# SUPPLIED MATERIAL
☆ ☆ ☆ ☆ ☆
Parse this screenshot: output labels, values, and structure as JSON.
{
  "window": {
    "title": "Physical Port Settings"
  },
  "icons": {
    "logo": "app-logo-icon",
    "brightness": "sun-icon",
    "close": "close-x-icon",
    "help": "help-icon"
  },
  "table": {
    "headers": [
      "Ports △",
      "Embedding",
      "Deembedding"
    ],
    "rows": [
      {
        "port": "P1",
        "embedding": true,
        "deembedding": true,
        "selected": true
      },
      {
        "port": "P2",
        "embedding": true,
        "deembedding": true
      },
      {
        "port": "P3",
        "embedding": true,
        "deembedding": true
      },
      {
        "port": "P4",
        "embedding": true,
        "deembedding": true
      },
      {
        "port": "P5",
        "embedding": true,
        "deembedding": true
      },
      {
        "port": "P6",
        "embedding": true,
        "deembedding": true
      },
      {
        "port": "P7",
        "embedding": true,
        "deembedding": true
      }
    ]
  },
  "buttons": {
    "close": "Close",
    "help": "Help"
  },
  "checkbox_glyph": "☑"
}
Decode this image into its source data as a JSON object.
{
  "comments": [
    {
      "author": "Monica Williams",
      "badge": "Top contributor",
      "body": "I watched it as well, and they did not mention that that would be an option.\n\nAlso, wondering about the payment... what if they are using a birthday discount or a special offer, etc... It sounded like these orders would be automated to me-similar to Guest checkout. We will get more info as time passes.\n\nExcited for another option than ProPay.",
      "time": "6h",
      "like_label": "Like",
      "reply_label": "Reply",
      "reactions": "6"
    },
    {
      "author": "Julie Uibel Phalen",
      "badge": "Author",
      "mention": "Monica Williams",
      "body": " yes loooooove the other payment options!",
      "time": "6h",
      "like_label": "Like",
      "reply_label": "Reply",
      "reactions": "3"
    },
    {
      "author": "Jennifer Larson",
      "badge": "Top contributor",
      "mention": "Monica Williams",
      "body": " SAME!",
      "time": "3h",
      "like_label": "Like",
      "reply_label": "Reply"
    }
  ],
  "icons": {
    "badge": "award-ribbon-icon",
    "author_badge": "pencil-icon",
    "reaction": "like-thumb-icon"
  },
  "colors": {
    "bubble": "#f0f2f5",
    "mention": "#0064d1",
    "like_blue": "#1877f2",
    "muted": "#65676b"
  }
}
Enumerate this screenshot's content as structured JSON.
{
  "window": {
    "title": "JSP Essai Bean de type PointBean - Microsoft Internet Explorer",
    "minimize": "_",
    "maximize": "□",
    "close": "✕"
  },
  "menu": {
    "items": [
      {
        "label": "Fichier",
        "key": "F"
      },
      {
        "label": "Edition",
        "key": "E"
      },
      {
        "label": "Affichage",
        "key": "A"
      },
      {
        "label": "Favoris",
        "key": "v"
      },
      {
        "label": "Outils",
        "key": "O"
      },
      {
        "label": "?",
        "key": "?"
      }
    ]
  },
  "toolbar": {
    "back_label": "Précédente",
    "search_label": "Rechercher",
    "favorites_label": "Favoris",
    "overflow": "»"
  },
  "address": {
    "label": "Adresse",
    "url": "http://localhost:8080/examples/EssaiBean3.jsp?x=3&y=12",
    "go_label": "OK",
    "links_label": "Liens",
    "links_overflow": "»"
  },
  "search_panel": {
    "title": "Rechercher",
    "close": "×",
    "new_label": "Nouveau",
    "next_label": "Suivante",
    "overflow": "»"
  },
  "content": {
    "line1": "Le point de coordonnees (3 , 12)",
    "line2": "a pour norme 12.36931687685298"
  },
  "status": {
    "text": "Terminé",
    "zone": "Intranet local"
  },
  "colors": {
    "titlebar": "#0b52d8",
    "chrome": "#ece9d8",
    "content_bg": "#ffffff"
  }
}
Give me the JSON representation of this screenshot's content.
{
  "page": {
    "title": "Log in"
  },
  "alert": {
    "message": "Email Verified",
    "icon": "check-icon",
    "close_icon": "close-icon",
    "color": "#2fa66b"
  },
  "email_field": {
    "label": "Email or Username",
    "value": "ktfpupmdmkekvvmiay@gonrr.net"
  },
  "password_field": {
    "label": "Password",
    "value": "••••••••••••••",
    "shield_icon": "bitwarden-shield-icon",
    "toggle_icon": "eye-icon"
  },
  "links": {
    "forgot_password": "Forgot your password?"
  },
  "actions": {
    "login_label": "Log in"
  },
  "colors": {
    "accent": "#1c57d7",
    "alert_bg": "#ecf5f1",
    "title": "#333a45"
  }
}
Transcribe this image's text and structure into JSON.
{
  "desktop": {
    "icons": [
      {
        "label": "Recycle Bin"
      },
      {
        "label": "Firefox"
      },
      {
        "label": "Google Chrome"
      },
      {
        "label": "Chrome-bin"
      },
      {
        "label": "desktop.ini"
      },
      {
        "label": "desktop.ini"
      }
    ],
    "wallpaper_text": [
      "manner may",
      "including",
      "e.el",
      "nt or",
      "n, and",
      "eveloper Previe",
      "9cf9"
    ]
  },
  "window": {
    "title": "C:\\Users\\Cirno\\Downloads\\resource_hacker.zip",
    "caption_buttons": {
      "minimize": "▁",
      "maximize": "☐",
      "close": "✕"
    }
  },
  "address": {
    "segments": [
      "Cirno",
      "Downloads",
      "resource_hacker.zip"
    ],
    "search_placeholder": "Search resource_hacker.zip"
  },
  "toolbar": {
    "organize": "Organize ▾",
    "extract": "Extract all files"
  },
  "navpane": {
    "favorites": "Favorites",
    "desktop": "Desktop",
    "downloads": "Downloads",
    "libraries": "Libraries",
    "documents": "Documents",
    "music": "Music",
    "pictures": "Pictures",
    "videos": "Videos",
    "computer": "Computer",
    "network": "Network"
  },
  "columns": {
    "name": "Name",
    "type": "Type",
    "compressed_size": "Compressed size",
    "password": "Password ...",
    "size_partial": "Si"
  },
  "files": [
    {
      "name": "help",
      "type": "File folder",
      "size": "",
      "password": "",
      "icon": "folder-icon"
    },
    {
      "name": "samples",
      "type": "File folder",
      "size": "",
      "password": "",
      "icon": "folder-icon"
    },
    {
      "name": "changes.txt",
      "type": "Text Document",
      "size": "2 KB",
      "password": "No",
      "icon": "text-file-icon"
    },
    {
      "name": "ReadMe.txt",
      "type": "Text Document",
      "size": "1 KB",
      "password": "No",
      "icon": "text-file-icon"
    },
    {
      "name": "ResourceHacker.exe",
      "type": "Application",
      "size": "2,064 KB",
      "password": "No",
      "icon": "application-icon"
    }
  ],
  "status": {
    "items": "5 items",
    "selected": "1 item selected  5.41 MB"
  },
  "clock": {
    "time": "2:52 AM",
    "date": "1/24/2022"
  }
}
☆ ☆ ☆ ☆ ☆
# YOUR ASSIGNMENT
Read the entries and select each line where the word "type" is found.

# RESPONSE
    "title": "JSP Essai Bean de type PointBean - Microsoft Internet Explorer",
    "type": "Type",
      "type": "File folder",
      "type": "File folder",
      "type": "Text Document",
      "type": "Text Document",
      "type": "Application",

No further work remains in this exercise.